Iran can join India and Afghanistan in backing the Shias in Gilgit and Baltistan who are very upset with Islamabad’s backing of Sunni Wahabi extremists in the area. The Afghans can unsettle the entire North Western Frontier Province. Proposals to step up on ground intelligence cooperation between the RAW and Afghan intelligence were finalised during the time of a former RAW chief Ashok Chaturvedi but were blocked, according to intelligence insiders, by former Indian National Security Adviser M K Narayanan, who was not kindly disposed to RAW. Narayanan also did not heed RAW’s warnings on a possible terror strike on Mumbai — so after 26/11, he and Home Minister Shivraj Patil were unceremoniously removed.
The present NSA Ajit Doval comes from a similar background as Narayanan, both having headed the Intelligence Bureau. But Doval has worked abroad under consular cover and he is close to ‘operationally minded’ RAW officials and perhaps not averse to stepping up the heat on Pakistan by closer operational liaison with Iranian and Afghan agencies to generate enough tit-for-tat response.
Though an Iranian-Afghan-India covert operational front can make things real difficult for Pakistan, that may not find much favour either in Washington and surely not in Beijing. The Iranians also may be less than encouraging of any Indian attempt to unsettle Balochistan, because two million Baloch live in its Sistan province and Tehran is uneasy with any azadi-seeking Baloch in its own territory. The Afghans may be more obliging to India but they have much trouble back home to handle and their capability for tit-for-tat operations against Pakistan may be limited. India also has much trouble in Kashmir and the Maoist-dominated central provinces and one may expect its focus to remain internally focussed.
But one should not forget India took the initiative to dismember Pakistan in 1970s just when it was pushed to a very tight corner by Pakistani and then Chinese backing of the insurgencies in Northeast India. I have detailed them in my books Insurgent Crossfire and Troubled Periphery.

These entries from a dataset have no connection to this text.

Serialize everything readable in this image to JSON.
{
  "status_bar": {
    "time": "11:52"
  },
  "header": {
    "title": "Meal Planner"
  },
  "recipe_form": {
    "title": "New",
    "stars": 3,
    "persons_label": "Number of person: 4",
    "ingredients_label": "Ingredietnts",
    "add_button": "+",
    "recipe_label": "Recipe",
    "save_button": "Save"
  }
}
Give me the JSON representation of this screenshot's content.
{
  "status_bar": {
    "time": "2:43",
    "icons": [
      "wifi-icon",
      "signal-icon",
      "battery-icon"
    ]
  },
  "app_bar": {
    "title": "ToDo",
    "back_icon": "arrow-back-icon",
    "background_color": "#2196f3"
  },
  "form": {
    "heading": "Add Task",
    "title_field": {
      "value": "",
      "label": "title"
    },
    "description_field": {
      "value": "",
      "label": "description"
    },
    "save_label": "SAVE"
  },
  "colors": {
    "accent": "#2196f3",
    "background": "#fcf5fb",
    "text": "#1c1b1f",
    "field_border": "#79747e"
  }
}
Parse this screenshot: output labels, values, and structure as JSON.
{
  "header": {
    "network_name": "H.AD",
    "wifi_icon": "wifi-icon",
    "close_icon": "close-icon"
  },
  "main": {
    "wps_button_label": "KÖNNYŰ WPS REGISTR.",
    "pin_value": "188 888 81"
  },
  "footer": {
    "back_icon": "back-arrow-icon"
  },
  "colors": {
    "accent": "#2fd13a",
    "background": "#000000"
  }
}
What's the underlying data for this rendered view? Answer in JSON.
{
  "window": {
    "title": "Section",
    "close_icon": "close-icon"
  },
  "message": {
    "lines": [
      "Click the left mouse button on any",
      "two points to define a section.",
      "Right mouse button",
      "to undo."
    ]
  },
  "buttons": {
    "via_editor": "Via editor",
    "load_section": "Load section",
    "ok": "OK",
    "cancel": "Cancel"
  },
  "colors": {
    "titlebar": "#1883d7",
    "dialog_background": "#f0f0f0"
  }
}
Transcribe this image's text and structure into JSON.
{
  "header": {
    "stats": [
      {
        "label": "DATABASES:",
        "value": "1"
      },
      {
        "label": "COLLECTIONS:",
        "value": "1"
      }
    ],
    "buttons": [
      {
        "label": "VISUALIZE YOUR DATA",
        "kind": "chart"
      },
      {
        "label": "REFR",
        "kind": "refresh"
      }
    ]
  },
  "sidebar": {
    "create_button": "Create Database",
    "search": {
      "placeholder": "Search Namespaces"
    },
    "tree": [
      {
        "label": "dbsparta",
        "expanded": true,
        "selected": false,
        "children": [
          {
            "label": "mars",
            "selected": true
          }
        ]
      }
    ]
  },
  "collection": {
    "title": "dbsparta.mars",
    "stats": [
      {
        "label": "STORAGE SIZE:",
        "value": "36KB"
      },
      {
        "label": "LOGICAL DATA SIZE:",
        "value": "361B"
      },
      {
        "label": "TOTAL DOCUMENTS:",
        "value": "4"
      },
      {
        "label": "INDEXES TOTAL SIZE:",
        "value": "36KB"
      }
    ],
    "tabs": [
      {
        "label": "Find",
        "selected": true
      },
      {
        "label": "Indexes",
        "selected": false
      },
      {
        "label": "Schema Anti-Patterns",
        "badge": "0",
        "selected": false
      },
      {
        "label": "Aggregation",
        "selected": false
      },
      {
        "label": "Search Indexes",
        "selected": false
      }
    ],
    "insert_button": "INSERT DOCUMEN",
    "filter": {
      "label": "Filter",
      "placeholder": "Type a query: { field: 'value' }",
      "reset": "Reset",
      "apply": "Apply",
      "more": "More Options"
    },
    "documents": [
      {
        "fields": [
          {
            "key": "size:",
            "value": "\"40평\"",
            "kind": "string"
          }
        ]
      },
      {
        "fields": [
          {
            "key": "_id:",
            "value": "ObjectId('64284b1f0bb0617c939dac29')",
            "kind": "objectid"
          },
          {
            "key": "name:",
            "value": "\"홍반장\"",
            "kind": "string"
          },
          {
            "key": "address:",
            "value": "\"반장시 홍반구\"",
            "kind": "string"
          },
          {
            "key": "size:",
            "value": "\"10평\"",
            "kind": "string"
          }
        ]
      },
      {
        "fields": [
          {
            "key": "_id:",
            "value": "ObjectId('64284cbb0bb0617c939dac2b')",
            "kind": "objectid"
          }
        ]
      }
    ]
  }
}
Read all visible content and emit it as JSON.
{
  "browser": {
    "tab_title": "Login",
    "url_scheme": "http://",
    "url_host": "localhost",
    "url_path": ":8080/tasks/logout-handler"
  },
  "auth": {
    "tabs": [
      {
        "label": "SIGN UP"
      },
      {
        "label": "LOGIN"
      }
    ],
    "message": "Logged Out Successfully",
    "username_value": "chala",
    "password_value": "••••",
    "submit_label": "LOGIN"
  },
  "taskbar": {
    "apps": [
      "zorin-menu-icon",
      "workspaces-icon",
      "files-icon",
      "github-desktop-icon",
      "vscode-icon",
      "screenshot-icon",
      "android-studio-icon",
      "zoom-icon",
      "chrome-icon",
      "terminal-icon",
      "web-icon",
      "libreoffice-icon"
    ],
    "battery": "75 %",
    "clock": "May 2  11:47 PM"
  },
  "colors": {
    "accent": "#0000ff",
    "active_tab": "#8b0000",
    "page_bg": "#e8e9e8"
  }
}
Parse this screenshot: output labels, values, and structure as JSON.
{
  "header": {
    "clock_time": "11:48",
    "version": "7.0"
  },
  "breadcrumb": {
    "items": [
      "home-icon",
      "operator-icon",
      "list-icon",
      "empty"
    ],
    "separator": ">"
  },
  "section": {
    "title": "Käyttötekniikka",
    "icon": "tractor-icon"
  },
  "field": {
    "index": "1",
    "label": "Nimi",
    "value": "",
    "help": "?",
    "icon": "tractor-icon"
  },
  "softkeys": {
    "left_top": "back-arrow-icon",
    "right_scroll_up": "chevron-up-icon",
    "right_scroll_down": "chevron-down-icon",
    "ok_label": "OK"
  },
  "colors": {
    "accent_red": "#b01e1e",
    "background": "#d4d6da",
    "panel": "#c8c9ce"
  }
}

The Pakistani and Chinese backing to the Naga insurgency was followed by their backing to the Mizo and then many other insurgencies in Northeast. The left- wing uprising at Naxalbari posed the worst nightmare for the security planners in Delhi — the severance of the Chicken Neck and ultimately the loss of the Northeast. That is when India’s great spymaster P N Banerji came up with the ‘either-us-or-them option — either India breaks up Pakistan by aiding the Bengali uprising or it loses its Northeast to a Sino-Pakistani pincer.
History has a bad habit of repeating itself — specially in South Asia. The more India looks like losing its grip on Kashmir, the greater would be the temptation to join up with Iran, Afghanistan and anybody else to unsettle Pakistan. For Doval’s team in Delhi, the temptation to unleash a multi front covert war against Pakistan may be a way of saving Kashmir for India — much as liberating Bangladesh was a way to save India’s Northeast. Whether that works now, as in 1971, is a different question.
Subir Bhaumik is a former BBC Correspondent and author.